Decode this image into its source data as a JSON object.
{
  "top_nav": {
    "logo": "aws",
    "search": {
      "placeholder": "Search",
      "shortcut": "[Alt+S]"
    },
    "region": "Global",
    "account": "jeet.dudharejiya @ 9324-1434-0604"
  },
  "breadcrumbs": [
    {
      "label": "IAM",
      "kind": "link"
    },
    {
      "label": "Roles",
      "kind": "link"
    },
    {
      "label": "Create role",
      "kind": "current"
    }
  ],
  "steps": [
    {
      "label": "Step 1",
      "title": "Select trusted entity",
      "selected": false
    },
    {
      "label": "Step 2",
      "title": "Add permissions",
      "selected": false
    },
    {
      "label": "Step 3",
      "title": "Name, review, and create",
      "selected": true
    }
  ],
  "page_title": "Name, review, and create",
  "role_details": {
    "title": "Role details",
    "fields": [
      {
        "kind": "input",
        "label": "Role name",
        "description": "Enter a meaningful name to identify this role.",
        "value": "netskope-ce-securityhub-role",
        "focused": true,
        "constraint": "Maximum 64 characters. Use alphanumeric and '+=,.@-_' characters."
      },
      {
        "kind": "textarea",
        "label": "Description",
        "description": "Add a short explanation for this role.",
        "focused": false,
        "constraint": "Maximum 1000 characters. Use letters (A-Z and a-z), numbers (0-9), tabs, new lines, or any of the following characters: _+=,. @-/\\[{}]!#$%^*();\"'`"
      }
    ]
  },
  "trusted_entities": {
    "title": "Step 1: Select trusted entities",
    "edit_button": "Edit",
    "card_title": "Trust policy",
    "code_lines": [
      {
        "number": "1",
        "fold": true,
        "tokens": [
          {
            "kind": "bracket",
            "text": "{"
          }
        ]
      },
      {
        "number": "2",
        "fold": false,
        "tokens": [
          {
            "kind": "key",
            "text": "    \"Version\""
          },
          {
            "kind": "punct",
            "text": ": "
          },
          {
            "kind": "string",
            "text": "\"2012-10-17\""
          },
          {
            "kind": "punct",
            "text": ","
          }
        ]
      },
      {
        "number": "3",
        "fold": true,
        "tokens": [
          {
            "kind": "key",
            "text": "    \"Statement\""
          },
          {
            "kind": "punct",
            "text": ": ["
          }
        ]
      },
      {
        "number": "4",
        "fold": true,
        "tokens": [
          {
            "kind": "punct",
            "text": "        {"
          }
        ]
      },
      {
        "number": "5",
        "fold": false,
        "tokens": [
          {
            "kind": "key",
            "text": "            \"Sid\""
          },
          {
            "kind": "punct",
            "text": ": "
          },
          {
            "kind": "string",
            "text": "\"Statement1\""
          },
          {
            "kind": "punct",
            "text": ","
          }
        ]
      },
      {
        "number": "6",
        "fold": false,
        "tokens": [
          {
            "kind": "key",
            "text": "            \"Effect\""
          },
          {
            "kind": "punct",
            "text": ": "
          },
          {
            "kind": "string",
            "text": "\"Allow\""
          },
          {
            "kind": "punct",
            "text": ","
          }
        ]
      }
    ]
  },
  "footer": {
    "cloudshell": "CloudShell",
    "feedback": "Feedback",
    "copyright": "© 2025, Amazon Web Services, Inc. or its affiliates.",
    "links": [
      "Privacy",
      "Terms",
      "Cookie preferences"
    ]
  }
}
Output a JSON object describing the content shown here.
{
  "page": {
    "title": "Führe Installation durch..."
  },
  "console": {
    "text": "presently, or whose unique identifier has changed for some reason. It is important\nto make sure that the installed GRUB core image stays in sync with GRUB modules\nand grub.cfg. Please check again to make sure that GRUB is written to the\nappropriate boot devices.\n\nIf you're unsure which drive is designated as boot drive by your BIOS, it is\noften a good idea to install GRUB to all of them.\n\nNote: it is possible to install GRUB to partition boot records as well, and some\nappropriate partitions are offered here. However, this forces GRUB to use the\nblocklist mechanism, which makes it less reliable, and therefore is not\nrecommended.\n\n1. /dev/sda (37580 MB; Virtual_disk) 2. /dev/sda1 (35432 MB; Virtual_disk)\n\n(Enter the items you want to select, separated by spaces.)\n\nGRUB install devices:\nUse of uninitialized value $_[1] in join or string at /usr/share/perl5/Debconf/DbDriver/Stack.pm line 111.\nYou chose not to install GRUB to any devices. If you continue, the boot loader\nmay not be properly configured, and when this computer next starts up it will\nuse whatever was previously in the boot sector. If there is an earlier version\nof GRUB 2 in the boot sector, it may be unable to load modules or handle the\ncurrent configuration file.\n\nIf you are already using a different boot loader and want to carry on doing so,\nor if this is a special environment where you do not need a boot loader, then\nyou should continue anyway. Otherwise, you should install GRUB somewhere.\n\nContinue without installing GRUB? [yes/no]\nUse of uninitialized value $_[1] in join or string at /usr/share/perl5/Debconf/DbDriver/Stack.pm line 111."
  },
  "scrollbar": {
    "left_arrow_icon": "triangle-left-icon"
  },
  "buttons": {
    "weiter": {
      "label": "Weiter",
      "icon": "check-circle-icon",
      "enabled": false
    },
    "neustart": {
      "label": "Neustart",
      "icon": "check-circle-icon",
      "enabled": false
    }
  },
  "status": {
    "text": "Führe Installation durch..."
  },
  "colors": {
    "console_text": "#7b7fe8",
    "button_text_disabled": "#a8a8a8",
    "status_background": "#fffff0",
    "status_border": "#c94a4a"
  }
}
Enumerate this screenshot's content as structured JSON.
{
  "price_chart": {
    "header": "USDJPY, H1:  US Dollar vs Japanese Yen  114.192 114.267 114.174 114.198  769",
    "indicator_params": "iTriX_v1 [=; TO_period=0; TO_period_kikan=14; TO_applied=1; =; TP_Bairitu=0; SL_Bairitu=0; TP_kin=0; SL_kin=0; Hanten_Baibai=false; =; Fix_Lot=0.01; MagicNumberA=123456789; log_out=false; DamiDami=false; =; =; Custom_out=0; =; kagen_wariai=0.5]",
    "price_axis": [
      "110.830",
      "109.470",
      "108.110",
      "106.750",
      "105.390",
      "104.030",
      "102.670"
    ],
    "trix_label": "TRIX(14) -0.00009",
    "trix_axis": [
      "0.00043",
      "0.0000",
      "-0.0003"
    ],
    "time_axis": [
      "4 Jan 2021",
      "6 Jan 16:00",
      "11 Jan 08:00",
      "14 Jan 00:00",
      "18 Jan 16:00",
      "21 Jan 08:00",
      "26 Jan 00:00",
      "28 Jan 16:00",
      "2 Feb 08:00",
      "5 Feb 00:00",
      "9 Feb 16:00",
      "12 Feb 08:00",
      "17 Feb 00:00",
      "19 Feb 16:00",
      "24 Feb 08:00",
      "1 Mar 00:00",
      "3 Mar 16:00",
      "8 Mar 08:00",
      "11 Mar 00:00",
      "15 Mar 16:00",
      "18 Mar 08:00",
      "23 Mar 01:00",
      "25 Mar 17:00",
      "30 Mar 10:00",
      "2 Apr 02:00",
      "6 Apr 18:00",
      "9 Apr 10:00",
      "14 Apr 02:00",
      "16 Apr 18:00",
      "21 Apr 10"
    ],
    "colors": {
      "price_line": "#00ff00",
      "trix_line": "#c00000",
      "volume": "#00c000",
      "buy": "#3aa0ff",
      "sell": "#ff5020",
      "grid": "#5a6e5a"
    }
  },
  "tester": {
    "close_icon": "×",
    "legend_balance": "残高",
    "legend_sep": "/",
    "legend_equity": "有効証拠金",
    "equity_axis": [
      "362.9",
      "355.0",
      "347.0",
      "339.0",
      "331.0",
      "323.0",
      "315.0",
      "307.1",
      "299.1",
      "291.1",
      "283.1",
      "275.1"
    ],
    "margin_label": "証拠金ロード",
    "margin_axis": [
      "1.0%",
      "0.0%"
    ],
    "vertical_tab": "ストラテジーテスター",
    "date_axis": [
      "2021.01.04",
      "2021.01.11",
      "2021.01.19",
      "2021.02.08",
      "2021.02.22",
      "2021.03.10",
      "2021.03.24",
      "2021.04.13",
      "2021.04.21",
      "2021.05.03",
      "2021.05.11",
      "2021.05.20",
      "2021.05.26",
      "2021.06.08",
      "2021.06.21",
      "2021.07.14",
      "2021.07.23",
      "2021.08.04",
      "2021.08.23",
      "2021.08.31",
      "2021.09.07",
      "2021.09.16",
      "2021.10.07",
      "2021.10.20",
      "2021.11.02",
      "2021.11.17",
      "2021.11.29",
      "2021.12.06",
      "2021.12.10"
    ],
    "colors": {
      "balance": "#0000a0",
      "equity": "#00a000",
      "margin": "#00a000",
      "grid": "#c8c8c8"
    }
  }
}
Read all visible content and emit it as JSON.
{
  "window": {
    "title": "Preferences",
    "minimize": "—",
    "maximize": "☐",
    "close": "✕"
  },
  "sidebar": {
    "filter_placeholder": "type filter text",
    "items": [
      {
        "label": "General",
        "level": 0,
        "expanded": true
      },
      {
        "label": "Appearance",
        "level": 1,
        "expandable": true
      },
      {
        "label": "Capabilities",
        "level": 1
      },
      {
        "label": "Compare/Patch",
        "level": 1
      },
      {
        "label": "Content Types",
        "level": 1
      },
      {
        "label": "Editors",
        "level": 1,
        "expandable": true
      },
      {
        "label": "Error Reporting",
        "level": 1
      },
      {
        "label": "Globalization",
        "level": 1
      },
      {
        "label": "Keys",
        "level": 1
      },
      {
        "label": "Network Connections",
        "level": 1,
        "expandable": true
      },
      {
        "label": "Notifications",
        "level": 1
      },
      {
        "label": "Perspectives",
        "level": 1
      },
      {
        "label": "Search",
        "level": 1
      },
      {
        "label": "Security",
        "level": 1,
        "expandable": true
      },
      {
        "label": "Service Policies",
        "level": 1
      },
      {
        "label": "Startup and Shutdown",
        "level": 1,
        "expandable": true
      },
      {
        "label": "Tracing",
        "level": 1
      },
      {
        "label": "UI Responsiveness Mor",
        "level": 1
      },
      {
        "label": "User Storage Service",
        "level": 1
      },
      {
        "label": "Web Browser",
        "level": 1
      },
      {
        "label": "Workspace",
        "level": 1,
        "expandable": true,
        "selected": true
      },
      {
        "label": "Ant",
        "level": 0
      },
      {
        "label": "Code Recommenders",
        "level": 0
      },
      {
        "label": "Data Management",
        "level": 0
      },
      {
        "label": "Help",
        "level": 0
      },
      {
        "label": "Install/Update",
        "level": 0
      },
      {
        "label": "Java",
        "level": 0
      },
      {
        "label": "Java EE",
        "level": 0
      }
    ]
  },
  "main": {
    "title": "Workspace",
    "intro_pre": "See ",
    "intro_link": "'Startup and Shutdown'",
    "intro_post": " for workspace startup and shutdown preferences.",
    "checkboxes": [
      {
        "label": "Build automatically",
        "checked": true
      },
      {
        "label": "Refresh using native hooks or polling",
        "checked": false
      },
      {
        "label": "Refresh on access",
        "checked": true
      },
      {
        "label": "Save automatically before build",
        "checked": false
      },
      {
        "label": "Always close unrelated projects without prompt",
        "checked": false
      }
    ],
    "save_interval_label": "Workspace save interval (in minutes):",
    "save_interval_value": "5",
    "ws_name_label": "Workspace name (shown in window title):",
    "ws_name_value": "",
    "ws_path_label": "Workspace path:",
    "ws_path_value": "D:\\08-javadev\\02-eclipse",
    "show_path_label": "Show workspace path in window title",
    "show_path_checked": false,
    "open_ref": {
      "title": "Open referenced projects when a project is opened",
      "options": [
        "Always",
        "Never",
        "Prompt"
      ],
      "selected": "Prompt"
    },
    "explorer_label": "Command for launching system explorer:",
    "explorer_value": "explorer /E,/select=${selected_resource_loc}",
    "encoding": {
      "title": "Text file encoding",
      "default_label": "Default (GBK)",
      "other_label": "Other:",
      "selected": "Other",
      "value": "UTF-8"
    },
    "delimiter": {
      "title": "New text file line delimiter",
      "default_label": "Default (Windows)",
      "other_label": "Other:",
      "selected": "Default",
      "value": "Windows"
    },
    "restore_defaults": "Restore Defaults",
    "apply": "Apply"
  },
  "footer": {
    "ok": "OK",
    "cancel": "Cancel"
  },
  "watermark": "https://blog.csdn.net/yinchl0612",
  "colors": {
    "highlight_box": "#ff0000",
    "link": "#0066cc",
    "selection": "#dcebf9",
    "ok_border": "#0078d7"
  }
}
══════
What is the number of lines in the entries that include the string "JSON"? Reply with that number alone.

ANSWER BOX: 4